Such a creature as a reptile has in its brain a capacity for experience, but when the individual dies, its experience dies with it. Most of its motives are purely instinctive, and all the mental life that it has is the result of heredity (birth inheritance).
But ordinary mammals have added to pure instinct tradition, a tradition of experience imparted by the imitated example of the mother, and in the case of such mentally developed animals as dogs, cats, or apes, by a sort of mute precept also. For example, the mother cat chastises her young for misbehaviour. So do mother apes and baboons.
Primitive man added to his powers of transmitting experience, representative art and speech. Pictorial and sculptured record and verbal tradition began.
Verbal tradition was developed to its highest possibility by the bards. They did much to make language what it is to the world to-day.
With the invention of writing, which developed out of pictorial record, human tradition was able to become fuller and much more exact. Verbal tradition, which had hitherto changed from age to age, began to be fixed. Men separated by hundreds of miles could now communicate their thoughts. An increasing number of human beings began to share a common written knowledge and a common sense of a past and a future. Human thinking became a larger operation in which hundreds of minds in different places and in different ages could react upon one another; it became a process constantly more continuous and sustained…

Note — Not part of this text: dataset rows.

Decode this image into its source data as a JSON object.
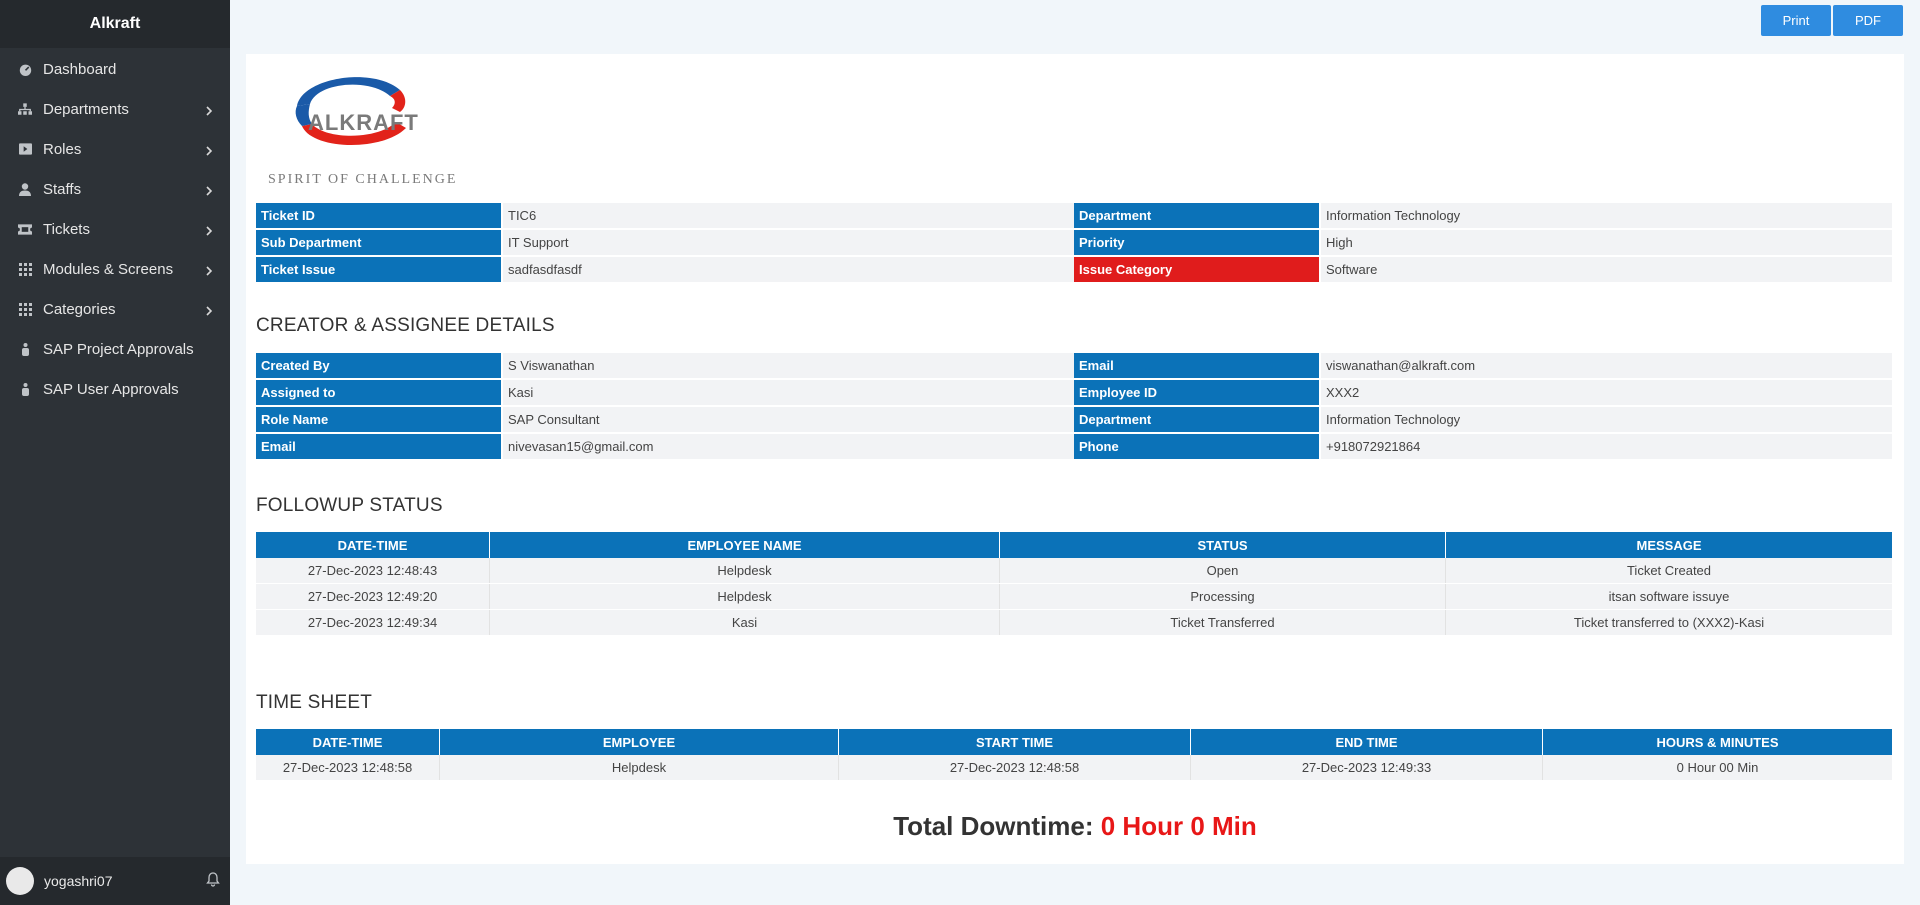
{
  "app": {
    "brand": "Alkraft"
  },
  "sidebar": {
    "items": [
      {
        "label": "Dashboard",
        "icon": "dashboard-icon",
        "has_children": false
      },
      {
        "label": "Departments",
        "icon": "sitemap-icon",
        "has_children": true
      },
      {
        "label": "Roles",
        "icon": "roles-icon",
        "has_children": true
      },
      {
        "label": "Staffs",
        "icon": "user-icon",
        "has_children": true
      },
      {
        "label": "Tickets",
        "icon": "ticket-icon",
        "has_children": true
      },
      {
        "label": "Modules & Screens",
        "icon": "grid-icon",
        "has_children": true
      },
      {
        "label": "Categories",
        "icon": "grid-icon",
        "has_children": true
      },
      {
        "label": "SAP Project Approvals",
        "icon": "person-icon",
        "has_children": false
      },
      {
        "label": "SAP User Approvals",
        "icon": "person-icon",
        "has_children": false
      }
    ],
    "user": {
      "name": "yogashri07"
    }
  },
  "toolbar": {
    "print_label": "Print",
    "pdf_label": "PDF"
  },
  "logo": {
    "name": "ALKRAFT",
    "tagline": "SPIRIT OF CHALLENGE",
    "colors": {
      "blue": "#1a5aa8",
      "red": "#e2231a"
    }
  },
  "ticket": {
    "rows": [
      {
        "k1": "Ticket ID",
        "v1": "TIC6",
        "k2": "Department",
        "v2": "Information Technology",
        "k2_alert": false
      },
      {
        "k1": "Sub Department",
        "v1": "IT Support",
        "k2": "Priority",
        "v2": "High",
        "k2_alert": false
      },
      {
        "k1": "Ticket Issue",
        "v1": "sadfasdfasdf",
        "k2": "Issue Category",
        "v2": "Software",
        "k2_alert": true
      }
    ]
  },
  "creator": {
    "title": "CREATOR & ASSIGNEE DETAILS",
    "rows": [
      {
        "k1": "Created By",
        "v1": "S Viswanathan",
        "k2": "Email",
        "v2": "viswanathan@alkraft.com"
      },
      {
        "k1": "Assigned to",
        "v1": "Kasi",
        "k2": "Employee ID",
        "v2": "XXX2"
      },
      {
        "k1": "Role Name",
        "v1": "SAP Consultant",
        "k2": "Department",
        "v2": "Information Technology"
      },
      {
        "k1": "Email",
        "v1": "nivevasan15@gmail.com",
        "k2": "Phone",
        "v2": "+918072921864"
      }
    ]
  },
  "followup": {
    "title": "FOLLOWUP STATUS",
    "columns": [
      "DATE-TIME",
      "EMPLOYEE NAME",
      "STATUS",
      "MESSAGE"
    ],
    "rows": [
      [
        "27-Dec-2023 12:48:43",
        "Helpdesk",
        "Open",
        "Ticket Created"
      ],
      [
        "27-Dec-2023 12:49:20",
        "Helpdesk",
        "Processing",
        "itsan software issuye"
      ],
      [
        "27-Dec-2023 12:49:34",
        "Kasi",
        "Ticket Transferred",
        "Ticket transferred to (XXX2)-Kasi"
      ]
    ]
  },
  "timesheet": {
    "title": "TIME SHEET",
    "columns": [
      "DATE-TIME",
      "EMPLOYEE",
      "START TIME",
      "END TIME",
      "HOURS & MINUTES"
    ],
    "rows": [
      [
        "27-Dec-2023 12:48:58",
        "Helpdesk",
        "27-Dec-2023 12:48:58",
        "27-Dec-2023 12:49:33",
        "0 Hour 00 Min"
      ]
    ]
  },
  "downtime": {
    "label": "Total Downtime:",
    "value": "0 Hour 0 Min"
  },
  "colors": {
    "header_blue": "#0b72b8",
    "alert_red": "#e01c1c",
    "button_blue": "#2f8ce0",
    "sidebar_bg": "#2d3237"
  }
}
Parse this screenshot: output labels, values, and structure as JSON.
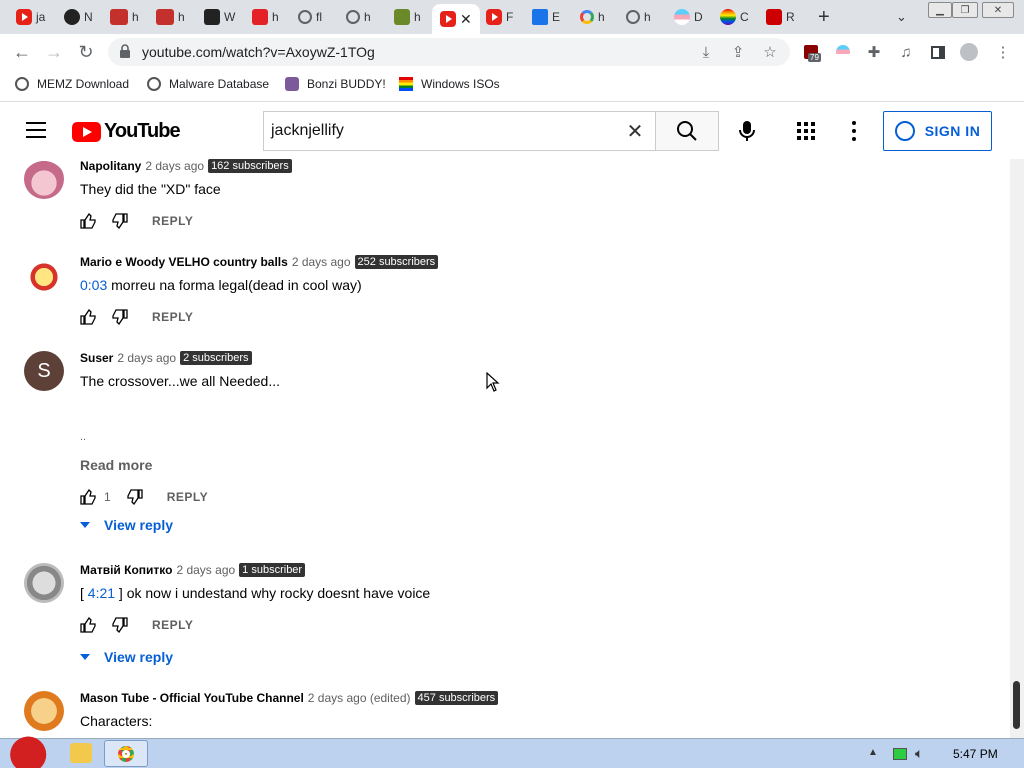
{
  "browser": {
    "tabs": [
      {
        "icon": "youtube-icon",
        "title": "ja"
      },
      {
        "icon": "github-icon",
        "title": "N"
      },
      {
        "icon": "youtube-old-icon",
        "title": "h"
      },
      {
        "icon": "youtube-old-icon",
        "title": "h"
      },
      {
        "icon": "wikipedia-icon",
        "title": "W"
      },
      {
        "icon": "adobe-icon",
        "title": "h"
      },
      {
        "icon": "globe-icon",
        "title": "fl"
      },
      {
        "icon": "globe-icon",
        "title": "h"
      },
      {
        "icon": "bird-icon",
        "title": "h"
      },
      {
        "icon": "youtube-icon",
        "title": "",
        "active": true
      },
      {
        "icon": "youtube-icon",
        "title": "F"
      },
      {
        "icon": "puzzle-icon",
        "title": "E"
      },
      {
        "icon": "google-icon",
        "title": "h"
      },
      {
        "icon": "globe-icon",
        "title": "h"
      },
      {
        "icon": "trans-flag-icon",
        "title": "D"
      },
      {
        "icon": "rainbow-icon",
        "title": "C"
      },
      {
        "icon": "dislike-icon",
        "title": "R"
      }
    ],
    "url": "youtube.com/watch?v=AxoywZ-1TOg",
    "extension_badge": "79",
    "bookmarks": [
      {
        "icon": "memz-icon",
        "label": "MEMZ Download"
      },
      {
        "icon": "globe-icon",
        "label": "Malware Database"
      },
      {
        "icon": "bonzi-icon",
        "label": "Bonzi BUDDY!"
      },
      {
        "icon": "windows-icon",
        "label": "Windows ISOs"
      }
    ]
  },
  "youtube": {
    "logo": "YouTube",
    "search_value": "jacknjellify",
    "sign_in": "SIGN IN"
  },
  "comments": [
    {
      "author": "Napolitany",
      "time": "2 days ago",
      "subs": "162 subscribers",
      "text": "They did the \"XD\" face",
      "likes": "",
      "reply": "REPLY"
    },
    {
      "author": "Mario e Woody VELHO country balls",
      "time": "2 days ago",
      "subs": "252 subscribers",
      "timestamp": "0:03",
      "text": " morreu na forma legal(dead in cool way)",
      "likes": "",
      "reply": "REPLY"
    },
    {
      "author": "Suser",
      "time": "2 days ago",
      "subs": "2 subscribers",
      "avatar_letter": "S",
      "text": "The crossover...we all Needed...",
      "ellipsis": "..",
      "read_more": "Read more",
      "likes": "1",
      "reply": "REPLY",
      "view_reply": "View reply"
    },
    {
      "author": "Матвій Копитко",
      "time": "2 days ago",
      "subs": "1 subscriber",
      "text_prefix": "[ ",
      "timestamp": "4:21",
      "text": " ] ok now i undestand why rocky doesnt have voice",
      "likes": "",
      "reply": "REPLY",
      "view_reply": "View reply"
    },
    {
      "author": "Mason Tube - Official YouTube Channel",
      "time": "2 days ago (edited)",
      "subs": "457 subscribers",
      "text": "Characters:"
    }
  ],
  "taskbar": {
    "time": "5:47 PM"
  },
  "colors": {
    "accent_blue": "#065fd4",
    "youtube_red": "#ff0000",
    "badge_dark": "#333333"
  }
}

For hundreds of generations the full power of writing was not revealed to the world, because for a long time the idea of multiplying writings by taking prints of a first copy did not become effective. The only way of multiplying writings was by copying one copy at a time, and this made books costly and rare. Moreover, the tendency to keep things secret, to make a cult and mystery of them, and so to gain an advantage over the generality of men, has always been very strong in men’s minds. It is only nowadays that the great masses of mankind are learning to read, and reaching out towards the treasures of knowledge and thought already stored in books.
Nevertheless, from the first writings onward a new sort of tradition, an enduring and immortal tradition, began in the minds of men. Life, through mankind, grew thereafter more and more distinctly conscious of itself and its world. It is a thin streak of intellectual growth we trace in history, at first in a world of tumultuous ignorance and forgetfulness; it is like a mere line of light coming through the chink of an opening door into a darkened room; but slowly it widens, it grows. At last came a time in the history of Europe when the door, at the push of the printer, began to open more rapidly. Knowledge flared up, and as it flared it ceased to be the privilege of a favoured minority. For us now that door swings wider, and the light behind grows brighter. Misty it is still, glowing through clouds of dust and reek.
The door is not half open; the light is but a light new lit. Our world to-day is only in the beginning of knowledge.